⟨

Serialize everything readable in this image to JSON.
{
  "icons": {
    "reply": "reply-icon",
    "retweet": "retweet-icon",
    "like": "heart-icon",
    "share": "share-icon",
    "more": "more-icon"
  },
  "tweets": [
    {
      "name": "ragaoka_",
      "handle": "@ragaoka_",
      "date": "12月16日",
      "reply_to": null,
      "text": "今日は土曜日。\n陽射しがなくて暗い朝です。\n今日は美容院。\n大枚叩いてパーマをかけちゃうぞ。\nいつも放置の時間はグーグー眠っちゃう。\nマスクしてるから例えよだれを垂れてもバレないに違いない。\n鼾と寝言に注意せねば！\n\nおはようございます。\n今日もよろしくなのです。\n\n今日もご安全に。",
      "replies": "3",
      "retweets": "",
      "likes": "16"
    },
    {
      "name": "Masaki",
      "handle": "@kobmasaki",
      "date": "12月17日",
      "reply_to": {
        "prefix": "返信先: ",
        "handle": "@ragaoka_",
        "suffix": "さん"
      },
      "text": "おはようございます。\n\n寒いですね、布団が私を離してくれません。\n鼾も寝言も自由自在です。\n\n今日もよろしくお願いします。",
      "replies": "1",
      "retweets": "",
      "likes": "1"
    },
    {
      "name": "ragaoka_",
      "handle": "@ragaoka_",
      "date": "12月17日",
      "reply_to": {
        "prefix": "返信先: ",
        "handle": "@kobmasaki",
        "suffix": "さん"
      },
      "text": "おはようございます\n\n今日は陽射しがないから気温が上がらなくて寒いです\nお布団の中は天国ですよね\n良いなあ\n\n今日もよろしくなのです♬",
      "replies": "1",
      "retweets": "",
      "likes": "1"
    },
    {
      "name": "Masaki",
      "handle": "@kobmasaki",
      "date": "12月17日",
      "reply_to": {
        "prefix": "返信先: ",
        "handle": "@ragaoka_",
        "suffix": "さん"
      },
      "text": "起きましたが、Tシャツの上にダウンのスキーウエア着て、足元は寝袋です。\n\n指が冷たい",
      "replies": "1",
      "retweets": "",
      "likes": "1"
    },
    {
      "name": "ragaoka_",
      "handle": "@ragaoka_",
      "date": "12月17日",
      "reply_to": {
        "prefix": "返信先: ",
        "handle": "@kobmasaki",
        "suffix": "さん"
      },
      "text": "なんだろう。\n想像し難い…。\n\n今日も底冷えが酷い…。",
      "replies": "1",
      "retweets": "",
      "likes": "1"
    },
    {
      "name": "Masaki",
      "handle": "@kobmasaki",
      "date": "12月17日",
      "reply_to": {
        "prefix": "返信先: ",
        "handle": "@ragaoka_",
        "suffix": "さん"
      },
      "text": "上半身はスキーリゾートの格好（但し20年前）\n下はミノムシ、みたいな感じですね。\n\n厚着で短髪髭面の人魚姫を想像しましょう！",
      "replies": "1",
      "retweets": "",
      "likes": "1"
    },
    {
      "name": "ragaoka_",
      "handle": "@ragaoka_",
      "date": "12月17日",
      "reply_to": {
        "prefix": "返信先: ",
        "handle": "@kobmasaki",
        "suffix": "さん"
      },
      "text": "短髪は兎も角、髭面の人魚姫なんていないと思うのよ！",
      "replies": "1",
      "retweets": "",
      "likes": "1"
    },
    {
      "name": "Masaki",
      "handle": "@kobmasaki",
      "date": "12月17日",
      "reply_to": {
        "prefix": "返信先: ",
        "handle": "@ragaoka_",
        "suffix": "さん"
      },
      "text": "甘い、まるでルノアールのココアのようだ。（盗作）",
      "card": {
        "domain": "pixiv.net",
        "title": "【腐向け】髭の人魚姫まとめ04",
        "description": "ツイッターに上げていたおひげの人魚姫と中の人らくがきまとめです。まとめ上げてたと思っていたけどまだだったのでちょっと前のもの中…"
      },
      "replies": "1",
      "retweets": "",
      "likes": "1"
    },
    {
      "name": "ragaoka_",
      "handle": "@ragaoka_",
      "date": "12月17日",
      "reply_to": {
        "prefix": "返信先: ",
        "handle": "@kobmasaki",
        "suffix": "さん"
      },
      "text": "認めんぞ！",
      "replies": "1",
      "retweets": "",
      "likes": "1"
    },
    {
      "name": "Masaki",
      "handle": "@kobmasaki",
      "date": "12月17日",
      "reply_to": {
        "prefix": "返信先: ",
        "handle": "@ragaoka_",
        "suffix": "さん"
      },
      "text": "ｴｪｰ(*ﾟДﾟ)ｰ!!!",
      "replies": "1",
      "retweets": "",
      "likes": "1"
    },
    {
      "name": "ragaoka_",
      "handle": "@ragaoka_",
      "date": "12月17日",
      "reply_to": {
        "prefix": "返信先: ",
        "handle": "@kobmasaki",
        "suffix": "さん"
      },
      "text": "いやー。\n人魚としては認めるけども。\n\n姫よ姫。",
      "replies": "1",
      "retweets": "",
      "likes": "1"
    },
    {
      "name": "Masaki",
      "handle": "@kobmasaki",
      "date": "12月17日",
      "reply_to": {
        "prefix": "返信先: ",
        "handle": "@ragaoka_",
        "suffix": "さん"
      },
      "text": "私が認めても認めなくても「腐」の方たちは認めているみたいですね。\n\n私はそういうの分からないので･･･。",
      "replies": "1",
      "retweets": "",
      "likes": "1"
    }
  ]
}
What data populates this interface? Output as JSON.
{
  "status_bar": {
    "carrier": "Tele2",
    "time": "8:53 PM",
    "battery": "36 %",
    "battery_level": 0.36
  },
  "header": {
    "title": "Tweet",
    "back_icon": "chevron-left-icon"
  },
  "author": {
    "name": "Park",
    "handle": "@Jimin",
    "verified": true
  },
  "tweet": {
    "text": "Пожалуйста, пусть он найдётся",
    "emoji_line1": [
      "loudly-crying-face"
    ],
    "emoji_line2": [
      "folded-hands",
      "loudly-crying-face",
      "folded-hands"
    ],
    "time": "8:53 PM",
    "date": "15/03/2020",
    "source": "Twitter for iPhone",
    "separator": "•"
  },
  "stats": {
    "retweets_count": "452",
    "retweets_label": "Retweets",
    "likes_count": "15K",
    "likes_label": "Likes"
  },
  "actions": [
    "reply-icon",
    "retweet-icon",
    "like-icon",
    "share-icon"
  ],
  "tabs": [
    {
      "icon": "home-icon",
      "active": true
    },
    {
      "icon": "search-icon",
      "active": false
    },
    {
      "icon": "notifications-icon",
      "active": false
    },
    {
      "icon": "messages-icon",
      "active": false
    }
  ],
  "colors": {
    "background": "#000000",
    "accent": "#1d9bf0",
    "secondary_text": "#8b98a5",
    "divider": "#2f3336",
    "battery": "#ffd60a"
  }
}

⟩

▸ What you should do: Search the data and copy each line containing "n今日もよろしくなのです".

▸ Final answer:
      "text": "今日は土曜日。\n陽射しがなくて暗い朝です。\n今日は美容院。\n大枚叩いてパーマをかけちゃうぞ。\nいつも放置の時間はグーグー眠っちゃう。\nマスクしてるから例えよだれを垂れてもバレないに違いない。\n鼾と寝言に注意せねば！\n\nおはようございます。\n今日もよろしくなのです。\n\n今日もご安全に。",
      "text": "おはようございます\n\n今日は陽射しがないから気温が上がらなくて寒いです\nお布団の中は天国ですよね\n良いなあ\n\n今日もよろしくなのです♬",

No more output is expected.